- WHAT IS REQUIRED -
Could the data below be retyped exactly, without its pictures?

Recorded data
··········
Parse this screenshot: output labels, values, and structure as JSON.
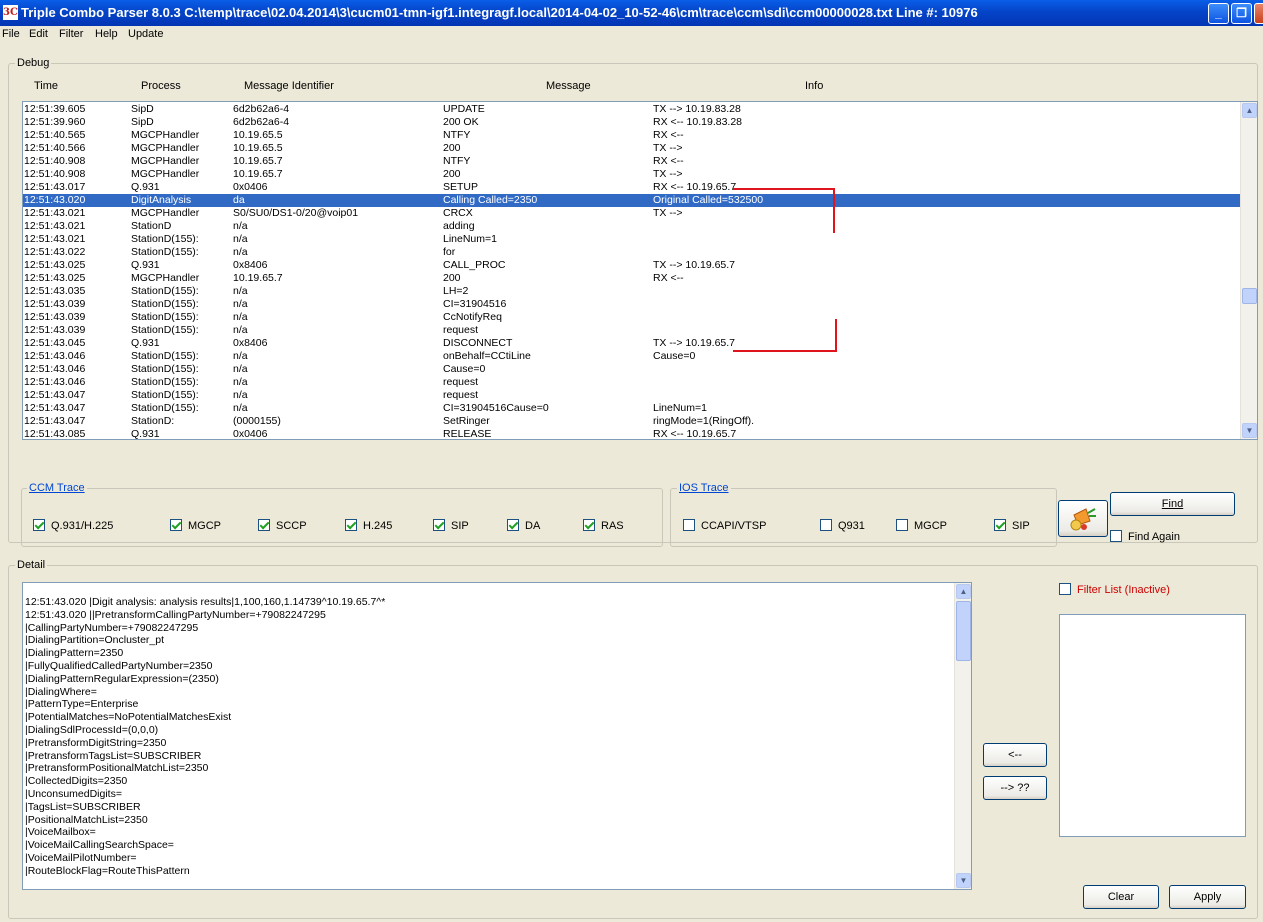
{
  "window": {
    "title": "Triple Combo Parser 8.0.3 C:\\temp\\trace\\02.04.2014\\3\\cucm01-tmn-igf1.integragf.local\\2014-04-02_10-52-46\\cm\\trace\\ccm\\sdi\\ccm00000028.txt Line #: 10976",
    "icon_text": "3C",
    "controls": {
      "minimize": "_",
      "maximize": "❐",
      "close": "✕"
    }
  },
  "menu": [
    "File",
    "Edit",
    "Filter",
    "Help",
    "Update"
  ],
  "debug": {
    "label": "Debug",
    "columns": [
      "Time",
      "Process",
      "Message Identifier",
      "Message",
      "Info"
    ],
    "rows": [
      {
        "time": "12:51:39.605",
        "process": "SipD",
        "msgid": "6d2b62a6-4",
        "message": "UPDATE",
        "info": "TX --> 10.19.83.28"
      },
      {
        "time": "12:51:39.960",
        "process": "SipD",
        "msgid": "6d2b62a6-4",
        "message": "200 OK",
        "info": "RX <-- 10.19.83.28"
      },
      {
        "time": "12:51:40.565",
        "process": "MGCPHandler",
        "msgid": "10.19.65.5",
        "message": "NTFY",
        "info": "RX <--"
      },
      {
        "time": "12:51:40.566",
        "process": "MGCPHandler",
        "msgid": "10.19.65.5",
        "message": "200",
        "info": "TX -->"
      },
      {
        "time": "12:51:40.908",
        "process": "MGCPHandler",
        "msgid": "10.19.65.7",
        "message": "NTFY",
        "info": "RX <--"
      },
      {
        "time": "12:51:40.908",
        "process": "MGCPHandler",
        "msgid": "10.19.65.7",
        "message": "200",
        "info": "TX -->"
      },
      {
        "time": "12:51:43.017",
        "process": "Q.931",
        "msgid": "0x0406",
        "message": "SETUP",
        "info": "RX <-- 10.19.65.7"
      },
      {
        "time": "12:51:43.020",
        "process": "DigitAnalysis",
        "msgid": "da",
        "message": "Calling   Called=2350",
        "info": "Original Called=532500",
        "selected": true
      },
      {
        "time": "12:51:43.021",
        "process": "MGCPHandler",
        "msgid": "S0/SU0/DS1-0/20@voip01",
        "message": "CRCX",
        "info": "TX -->"
      },
      {
        "time": "12:51:43.021",
        "process": "StationD",
        "msgid": "n/a",
        "message": "adding",
        "info": ""
      },
      {
        "time": "12:51:43.021",
        "process": "StationD(155):",
        "msgid": "n/a",
        "message": "LineNum=1",
        "info": ""
      },
      {
        "time": "12:51:43.022",
        "process": "StationD(155):",
        "msgid": "n/a",
        "message": "for",
        "info": ""
      },
      {
        "time": "12:51:43.025",
        "process": "Q.931",
        "msgid": "0x8406",
        "message": "CALL_PROC",
        "info": "TX --> 10.19.65.7"
      },
      {
        "time": "12:51:43.025",
        "process": "MGCPHandler",
        "msgid": "10.19.65.7",
        "message": "200",
        "info": "RX <--"
      },
      {
        "time": "12:51:43.035",
        "process": "StationD(155):",
        "msgid": "n/a",
        "message": "LH=2",
        "info": ""
      },
      {
        "time": "12:51:43.039",
        "process": "StationD(155):",
        "msgid": "n/a",
        "message": "CI=31904516",
        "info": ""
      },
      {
        "time": "12:51:43.039",
        "process": "StationD(155):",
        "msgid": "n/a",
        "message": "CcNotifyReq",
        "info": ""
      },
      {
        "time": "12:51:43.039",
        "process": "StationD(155):",
        "msgid": "n/a",
        "message": "request",
        "info": ""
      },
      {
        "time": "12:51:43.045",
        "process": "Q.931",
        "msgid": "0x8406",
        "message": "DISCONNECT",
        "info": "TX --> 10.19.65.7"
      },
      {
        "time": "12:51:43.046",
        "process": "StationD(155):",
        "msgid": "n/a",
        "message": "onBehalf=CCtiLine",
        "info": "Cause=0"
      },
      {
        "time": "12:51:43.046",
        "process": "StationD(155):",
        "msgid": "n/a",
        "message": "Cause=0",
        "info": ""
      },
      {
        "time": "12:51:43.046",
        "process": "StationD(155):",
        "msgid": "n/a",
        "message": "request",
        "info": ""
      },
      {
        "time": "12:51:43.047",
        "process": "StationD(155):",
        "msgid": "n/a",
        "message": "request",
        "info": ""
      },
      {
        "time": "12:51:43.047",
        "process": "StationD(155):",
        "msgid": "n/a",
        "message": "CI=31904516Cause=0",
        "info": "LineNum=1"
      },
      {
        "time": "12:51:43.047",
        "process": "StationD:",
        "msgid": "(0000155)",
        "message": "SetRinger",
        "info": "ringMode=1(RingOff)."
      },
      {
        "time": "12:51:43.085",
        "process": "Q.931",
        "msgid": "0x0406",
        "message": "RELEASE",
        "info": "RX <-- 10.19.65.7"
      }
    ]
  },
  "ccm_trace": {
    "label": "CCM Trace",
    "options": [
      {
        "label": "Q.931/H.225",
        "checked": true
      },
      {
        "label": "MGCP",
        "checked": true
      },
      {
        "label": "SCCP",
        "checked": true
      },
      {
        "label": "H.245",
        "checked": true
      },
      {
        "label": "SIP",
        "checked": true
      },
      {
        "label": "DA",
        "checked": true
      },
      {
        "label": "RAS",
        "checked": true
      }
    ]
  },
  "ios_trace": {
    "label": "IOS Trace",
    "options": [
      {
        "label": "CCAPI/VTSP",
        "checked": false
      },
      {
        "label": "Q931",
        "checked": false
      },
      {
        "label": "MGCP",
        "checked": false
      },
      {
        "label": "SIP",
        "checked": true
      }
    ]
  },
  "find": {
    "button": "Find",
    "find_again": "Find Again",
    "find_again_checked": false
  },
  "detail": {
    "label": "Detail",
    "lines": [
      "12:51:43.020 |Digit analysis: analysis results|1,100,160,1.14739^10.19.65.7^*",
      "12:51:43.020 ||PretransformCallingPartyNumber=+79082247295",
      "|CallingPartyNumber=+79082247295",
      "|DialingPartition=Oncluster_pt",
      "|DialingPattern=2350",
      "|FullyQualifiedCalledPartyNumber=2350",
      "|DialingPatternRegularExpression=(2350)",
      "|DialingWhere=",
      "|PatternType=Enterprise",
      "|PotentialMatches=NoPotentialMatchesExist",
      "|DialingSdlProcessId=(0,0,0)",
      "|PretransformDigitString=2350",
      "|PretransformTagsList=SUBSCRIBER",
      "|PretransformPositionalMatchList=2350",
      "|CollectedDigits=2350",
      "|UnconsumedDigits=",
      "|TagsList=SUBSCRIBER",
      "|PositionalMatchList=2350",
      "|VoiceMailbox=",
      "|VoiceMailCallingSearchSpace=",
      "|VoiceMailPilotNumber=",
      "|RouteBlockFlag=RouteThisPattern"
    ]
  },
  "nav": {
    "back": "<--",
    "forward": "--> ??"
  },
  "filter_list": {
    "label": "Filter List (Inactive)",
    "label_color": "#cc0000",
    "checked": false
  },
  "bottom_buttons": {
    "clear": "Clear",
    "apply": "Apply"
  },
  "colors": {
    "selection": "#316ac5",
    "titlebar": "#0444c8",
    "annotation": "#e0141c"
  }
}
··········
- OUTPUT FOR THIS EXERCISE -
Parse this screenshot: output labels, values, and structure as JSON.
{
  "window": {
    "title": "Triple Combo Parser 8.0.3 C:\\temp\\trace\\02.04.2014\\3\\cucm01-tmn-igf1.integragf.local\\2014-04-02_10-52-46\\cm\\trace\\ccm\\sdi\\ccm00000028.txt Line #: 10976",
    "icon_text": "3C",
    "controls": {
      "minimize": "_",
      "maximize": "❐",
      "close": "✕"
    }
  },
  "menu": [
    "File",
    "Edit",
    "Filter",
    "Help",
    "Update"
  ],
  "debug": {
    "label": "Debug",
    "columns": [
      "Time",
      "Process",
      "Message Identifier",
      "Message",
      "Info"
    ],
    "rows": [
      {
        "time": "12:51:39.605",
        "process": "SipD",
        "msgid": "6d2b62a6-4",
        "message": "UPDATE",
        "info": "TX --> 10.19.83.28"
      },
      {
        "time": "12:51:39.960",
        "process": "SipD",
        "msgid": "6d2b62a6-4",
        "message": "200 OK",
        "info": "RX <-- 10.19.83.28"
      },
      {
        "time": "12:51:40.565",
        "process": "MGCPHandler",
        "msgid": "10.19.65.5",
        "message": "NTFY",
        "info": "RX <--"
      },
      {
        "time": "12:51:40.566",
        "process": "MGCPHandler",
        "msgid": "10.19.65.5",
        "message": "200",
        "info": "TX -->"
      },
      {
        "time": "12:51:40.908",
        "process": "MGCPHandler",
        "msgid": "10.19.65.7",
        "message": "NTFY",
        "info": "RX <--"
      },
      {
        "time": "12:51:40.908",
        "process": "MGCPHandler",
        "msgid": "10.19.65.7",
        "message": "200",
        "info": "TX -->"
      },
      {
        "time": "12:51:43.017",
        "process": "Q.931",
        "msgid": "0x0406",
        "message": "SETUP",
        "info": "RX <-- 10.19.65.7"
      },
      {
        "time": "12:51:43.020",
        "process": "DigitAnalysis",
        "msgid": "da",
        "message": "Calling   Called=2350",
        "info": "Original Called=532500",
        "selected": true
      },
      {
        "time": "12:51:43.021",
        "process": "MGCPHandler",
        "msgid": "S0/SU0/DS1-0/20@voip01",
        "message": "CRCX",
        "info": "TX -->"
      },
      {
        "time": "12:51:43.021",
        "process": "StationD",
        "msgid": "n/a",
        "message": "adding",
        "info": ""
      },
      {
        "time": "12:51:43.021",
        "process": "StationD(155):",
        "msgid": "n/a",
        "message": "LineNum=1",
        "info": ""
      },
      {
        "time": "12:51:43.022",
        "process": "StationD(155):",
        "msgid": "n/a",
        "message": "for",
        "info": ""
      },
      {
        "time": "12:51:43.025",
        "process": "Q.931",
        "msgid": "0x8406",
        "message": "CALL_PROC",
        "info": "TX --> 10.19.65.7"
      },
      {
        "time": "12:51:43.025",
        "process": "MGCPHandler",
        "msgid": "10.19.65.7",
        "message": "200",
        "info": "RX <--"
      },
      {
        "time": "12:51:43.035",
        "process": "StationD(155):",
        "msgid": "n/a",
        "message": "LH=2",
        "info": ""
      },
      {
        "time": "12:51:43.039",
        "process": "StationD(155):",
        "msgid": "n/a",
        "message": "CI=31904516",
        "info": ""
      },
      {
        "time": "12:51:43.039",
        "process": "StationD(155):",
        "msgid": "n/a",
        "message": "CcNotifyReq",
        "info": ""
      },
      {
        "time": "12:51:43.039",
        "process": "StationD(155):",
        "msgid": "n/a",
        "message": "request",
        "info": ""
      },
      {
        "time": "12:51:43.045",
        "process": "Q.931",
        "msgid": "0x8406",
        "message": "DISCONNECT",
        "info": "TX --> 10.19.65.7"
      },
      {
        "time": "12:51:43.046",
        "process": "StationD(155):",
        "msgid": "n/a",
        "message": "onBehalf=CCtiLine",
        "info": "Cause=0"
      },
      {
        "time": "12:51:43.046",
        "process": "StationD(155):",
        "msgid": "n/a",
        "message": "Cause=0",
        "info": ""
      },
      {
        "time": "12:51:43.046",
        "process": "StationD(155):",
        "msgid": "n/a",
        "message": "request",
        "info": ""
      },
      {
        "time": "12:51:43.047",
        "process": "StationD(155):",
        "msgid": "n/a",
        "message": "request",
        "info": ""
      },
      {
        "time": "12:51:43.047",
        "process": "StationD(155):",
        "msgid": "n/a",
        "message": "CI=31904516Cause=0",
        "info": "LineNum=1"
      },
      {
        "time": "12:51:43.047",
        "process": "StationD:",
        "msgid": "(0000155)",
        "message": "SetRinger",
        "info": "ringMode=1(RingOff)."
      },
      {
        "time": "12:51:43.085",
        "process": "Q.931",
        "msgid": "0x0406",
        "message": "RELEASE",
        "info": "RX <-- 10.19.65.7"
      }
    ]
  },
  "ccm_trace": {
    "label": "CCM Trace",
    "options": [
      {
        "label": "Q.931/H.225",
        "checked": true
      },
      {
        "label": "MGCP",
        "checked": true
      },
      {
        "label": "SCCP",
        "checked": true
      },
      {
        "label": "H.245",
        "checked": true
      },
      {
        "label": "SIP",
        "checked": true
      },
      {
        "label": "DA",
        "checked": true
      },
      {
        "label": "RAS",
        "checked": true
      }
    ]
  },
  "ios_trace": {
    "label": "IOS Trace",
    "options": [
      {
        "label": "CCAPI/VTSP",
        "checked": false
      },
      {
        "label": "Q931",
        "checked": false
      },
      {
        "label": "MGCP",
        "checked": false
      },
      {
        "label": "SIP",
        "checked": true
      }
    ]
  },
  "find": {
    "button": "Find",
    "find_again": "Find Again",
    "find_again_checked": false
  },
  "detail": {
    "label": "Detail",
    "lines": [
      "12:51:43.020 |Digit analysis: analysis results|1,100,160,1.14739^10.19.65.7^*",
      "12:51:43.020 ||PretransformCallingPartyNumber=+79082247295",
      "|CallingPartyNumber=+79082247295",
      "|DialingPartition=Oncluster_pt",
      "|DialingPattern=2350",
      "|FullyQualifiedCalledPartyNumber=2350",
      "|DialingPatternRegularExpression=(2350)",
      "|DialingWhere=",
      "|PatternType=Enterprise",
      "|PotentialMatches=NoPotentialMatchesExist",
      "|DialingSdlProcessId=(0,0,0)",
      "|PretransformDigitString=2350",
      "|PretransformTagsList=SUBSCRIBER",
      "|PretransformPositionalMatchList=2350",
      "|CollectedDigits=2350",
      "|UnconsumedDigits=",
      "|TagsList=SUBSCRIBER",
      "|PositionalMatchList=2350",
      "|VoiceMailbox=",
      "|VoiceMailCallingSearchSpace=",
      "|VoiceMailPilotNumber=",
      "|RouteBlockFlag=RouteThisPattern"
    ]
  },
  "nav": {
    "back": "<--",
    "forward": "--> ??"
  },
  "filter_list": {
    "label": "Filter List (Inactive)",
    "label_color": "#cc0000",
    "checked": false
  },
  "bottom_buttons": {
    "clear": "Clear",
    "apply": "Apply"
  },
  "colors": {
    "selection": "#316ac5",
    "titlebar": "#0444c8",
    "annotation": "#e0141c"
  }
}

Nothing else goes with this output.